Under New York Law, both structures provide identical legal protection—the legal separation of personal and business assets by establishing a corporate shield. However, to understand which entity is best for your practice, you will need to understand the tax consequences and the rules to maintain each entity.
Professional Corporation (PC)
A PC is a corporation and is subject to the rigid requirements of having the corporate structure—including, but not limited to: minutes, bylaws, board of directors, and shares. A PC can have one shareholder or more than one. As it is a corporation, one issue to keep in mind is how the entity will be taxed; will the shareholders be double taxed or will it be a pass-through corporation? This is a critical question before forming a PC.
Professional Limited Liability Company (PLLC)
The PLLC is not a corporation or a sole proprietorship, but a form of the two together. It has an operating agreement that controls how the company is managed, its overall purpose, how members can join or withdraw, and what happens should the company dissolve. It does not have any of the other formal requirements that the PC has, as stated above. However, similar to a PC, a PLLC can have one member or multiple members. The number of members is just one variable to determine how the company will be treated for tax purposes.
From a legal perspective, one primary difference between the two entities is the manner in which the business will run—whether it will be governed rigidly or loosely.
Given the recent changes in our tax laws starting in 2018, it is imperative for professionals to speak to their accountant in order to determine which entity may be more beneficial from a tax perspective. It is important to understand the tax consequences so that you can make an informed decision on how to proceed with your practice.
When forming a professional legal entity in New York, professionals should also consider the length of time it will take to form these entities. It may take up to three months from first submitting paperwork with the Department of Education for approval until filing the approved documents with the New York Department of State.
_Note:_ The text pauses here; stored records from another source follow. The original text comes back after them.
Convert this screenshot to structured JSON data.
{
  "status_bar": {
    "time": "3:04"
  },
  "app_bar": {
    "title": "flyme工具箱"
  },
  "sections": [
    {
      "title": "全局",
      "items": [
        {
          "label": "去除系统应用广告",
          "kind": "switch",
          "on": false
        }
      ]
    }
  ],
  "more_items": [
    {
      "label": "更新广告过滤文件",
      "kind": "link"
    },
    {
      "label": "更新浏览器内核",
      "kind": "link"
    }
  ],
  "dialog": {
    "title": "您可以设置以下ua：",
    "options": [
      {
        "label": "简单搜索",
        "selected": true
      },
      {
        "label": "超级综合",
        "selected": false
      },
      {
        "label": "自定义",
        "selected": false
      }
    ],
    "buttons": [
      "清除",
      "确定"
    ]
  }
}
Once filed, the entity will then be active and you can begin marketing under the legal name of the PC or PLLC.
If you are planning to create a legal entity for your practice, it is never too early to get started.
Contact me today with questions or comments.
Stephanie J. Rodin, Esq.
Rodin Legal, P.C.
Tel: (917) 345-8972
Fax: (917) 591-4428